It seems that at least once or twice a year, the distribution of a shark movie with a theatrical run meets the needs of the masses to see their share of carnage (tiding them over until the next film of course,) and this year’s installment meant to fulfill that need was Johannes Roberts’ “47 Meters Down: Uncaged.” The film was a sequel to Roberts’ 2017 sleeper-cell of a creature feature “47 Meters Down,” starring Claire Holt and Mandy Moore. Originally slated for a VOD release, the feature was shelved for months until it was decided to give it a theatrical run; While it wasn’t the most popular film of 2017, it still made a splash with its release garnering a sequel.
Roberts’ film follows four young girls, led by step-sisters Mia and Sasha (played by Sophie Nélisse and Corinne Foxx,) as they navigate an underwater Mayan city that has been sealed off for quite some time. Mia’s father, Grant (played by John Corbett,) is mapping the underwater city for incoming archeologists with the help of two assistants. Unaware that his daughter and friends are exploring the submerged city themselves, it’s to no surprise that the girls become trapped within the endless tunnels of catacombs and ruins. However, with their oxygen slowly depleting and an even more sinister shark hunting them – will they be able to survive?
Of course, this is always the question posed with every shark movie. The pitfall that seems to take ahold of this film is that it seems to be made up of two equal components, those being lack of character development and horrible acting. Corbett is the only known name within the feature, and besides his stint on countless made-for-tv movies, even he couldn’t save this story. It’s understandable that some depth to the characters must be sacrificed to make screen-time for the shark attacks and “chomp-chomp” scenes, but still, even a morsel of development would’ve been appreciated. One thing that also gets overplayed is the a–hole character, you know, the one that always seems to make selfish decisions to save themselves instead of the group, the character you inevitably find yourself rooting against and actually find relief when they are brutally killed off? It’s boring, tired, overdone, and no longer relevant.
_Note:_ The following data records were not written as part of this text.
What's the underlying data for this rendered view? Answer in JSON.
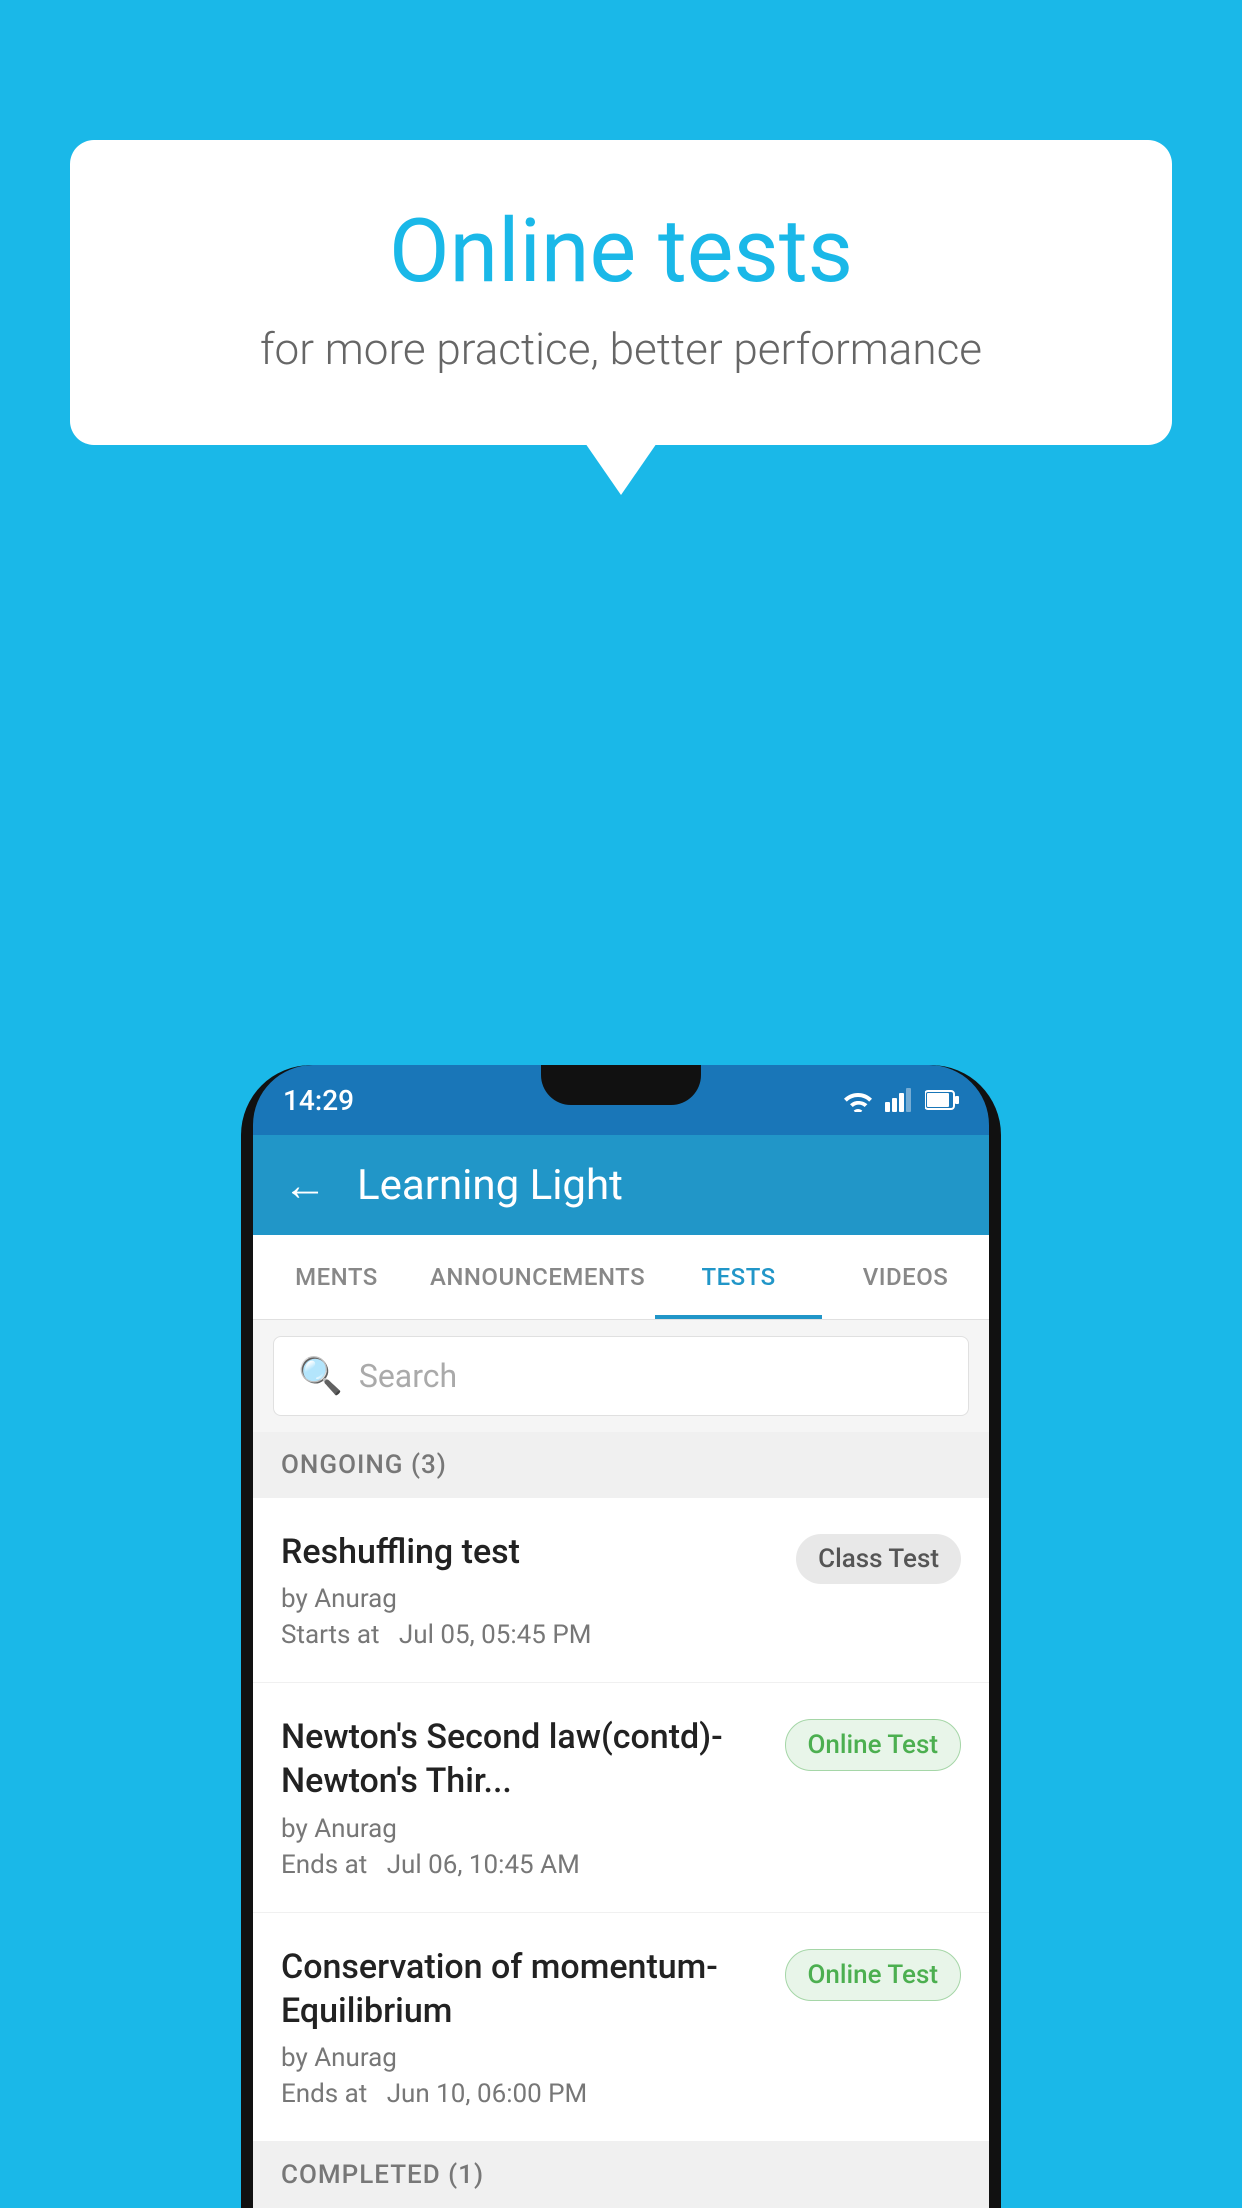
{
  "background": {
    "color": "#1ab8e8"
  },
  "speech_bubble": {
    "title": "Online tests",
    "subtitle": "for more practice, better performance"
  },
  "status_bar": {
    "time": "14:29",
    "icons": [
      "wifi",
      "signal",
      "battery"
    ]
  },
  "app_header": {
    "title": "Learning Light",
    "back_label": "←"
  },
  "tabs": [
    {
      "label": "MENTS",
      "active": false
    },
    {
      "label": "ANNOUNCEMENTS",
      "active": false
    },
    {
      "label": "TESTS",
      "active": true
    },
    {
      "label": "VIDEOS",
      "active": false
    }
  ],
  "search": {
    "placeholder": "Search"
  },
  "ongoing_section": {
    "label": "ONGOING (3)"
  },
  "tests": [
    {
      "title": "Reshuffling test",
      "author": "by Anurag",
      "time_label": "Starts at",
      "time_value": "Jul 05, 05:45 PM",
      "badge": "Class Test",
      "badge_type": "class"
    },
    {
      "title": "Newton's Second law(contd)-Newton's Thir...",
      "author": "by Anurag",
      "time_label": "Ends at",
      "time_value": "Jul 06, 10:45 AM",
      "badge": "Online Test",
      "badge_type": "online"
    },
    {
      "title": "Conservation of momentum-Equilibrium",
      "author": "by Anurag",
      "time_label": "Ends at",
      "time_value": "Jun 10, 06:00 PM",
      "badge": "Online Test",
      "badge_type": "online"
    }
  ],
  "completed_section": {
    "label": "COMPLETED (1)"
  }
}
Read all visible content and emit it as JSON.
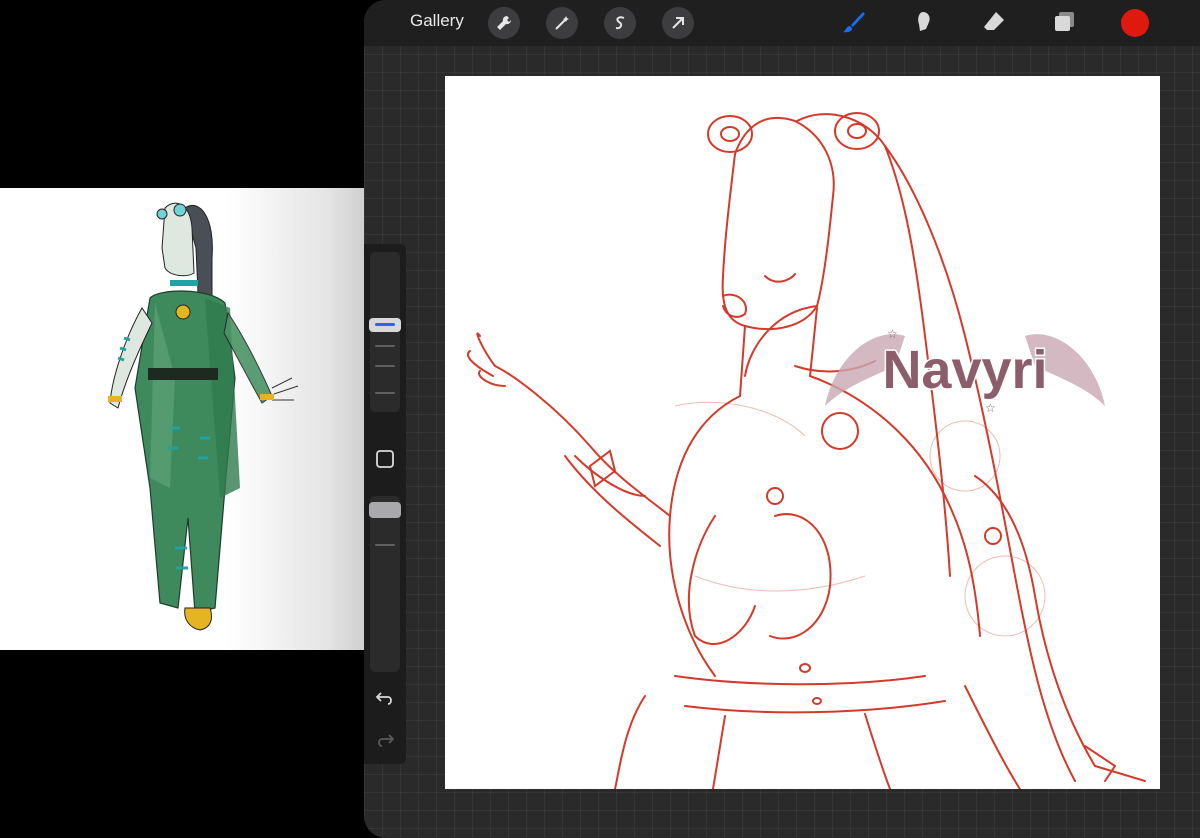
{
  "toolbar": {
    "gallery_label": "Gallery",
    "left_tools": [
      {
        "icon": "wrench-icon"
      },
      {
        "icon": "magic-wand-icon"
      },
      {
        "icon": "selection-s-icon"
      },
      {
        "icon": "move-arrow-icon"
      }
    ],
    "right_tools": [
      {
        "icon": "brush-icon",
        "active": true
      },
      {
        "icon": "smudge-icon"
      },
      {
        "icon": "eraser-icon"
      },
      {
        "icon": "layers-icon"
      }
    ],
    "current_color": "#e0190f",
    "active_color": "#1a6df0"
  },
  "sidebar": {
    "icons": [
      "modify-square-icon",
      "undo-icon",
      "redo-icon"
    ]
  },
  "watermark": {
    "text": "Navyri"
  },
  "colors": {
    "sketch": "#d43a2a",
    "app_bg": "#2a2a2b"
  }
}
As for the gore, there was little to none – when compared to fellow creature features, the CGI shark effects seemed highly disappointing, relatable to something seen on the SYFY network. It’s almost as if the director called up the editors from “Sharknado” and asked if they could borrow some of their equipment. And with that lack of investment, the non-existent acting chops and bland characters – well, the film sort of just fizzles out. With a runtime of a little over 90 minutes, you find yourself waiting for the predictable anti-climactic ending and for the credits to roll so you can finally exit the theatre.
That being said, I will commend the plot for introducing a new element of horror into the genre of shark films. Being set within an underwater city with dark caves and tunnels, it was interesting to see how the director worked the cinematic feel of a ‘haunted house’ threaded within the storyline, with the viewer anticipating what awaits the characters down the dark tunnels and around each corner. It’s a shame this aspect wasn’t utilized more, as it could have really helped strengthen the movie.
It seems this year’s roster of movies that should make you afraid of the ocean seemed to fall short, as a good shark movie is nearly impossible to come by these days. However, that doesn’t mean Hollywood is going to stop making them, nor are we going to stop seeing them. The best that could happen is that the filmmakers learn from their mistakes and have better luck next time. With this particular film, a theatrical release wasn’t only unnecessary, it was uncalled for. A direct-to-DVD or short run on VOD would have been sufficed, giving viewers the opportunity to jump ship midway through should they choose to do so.
Overall, I would give the film a D+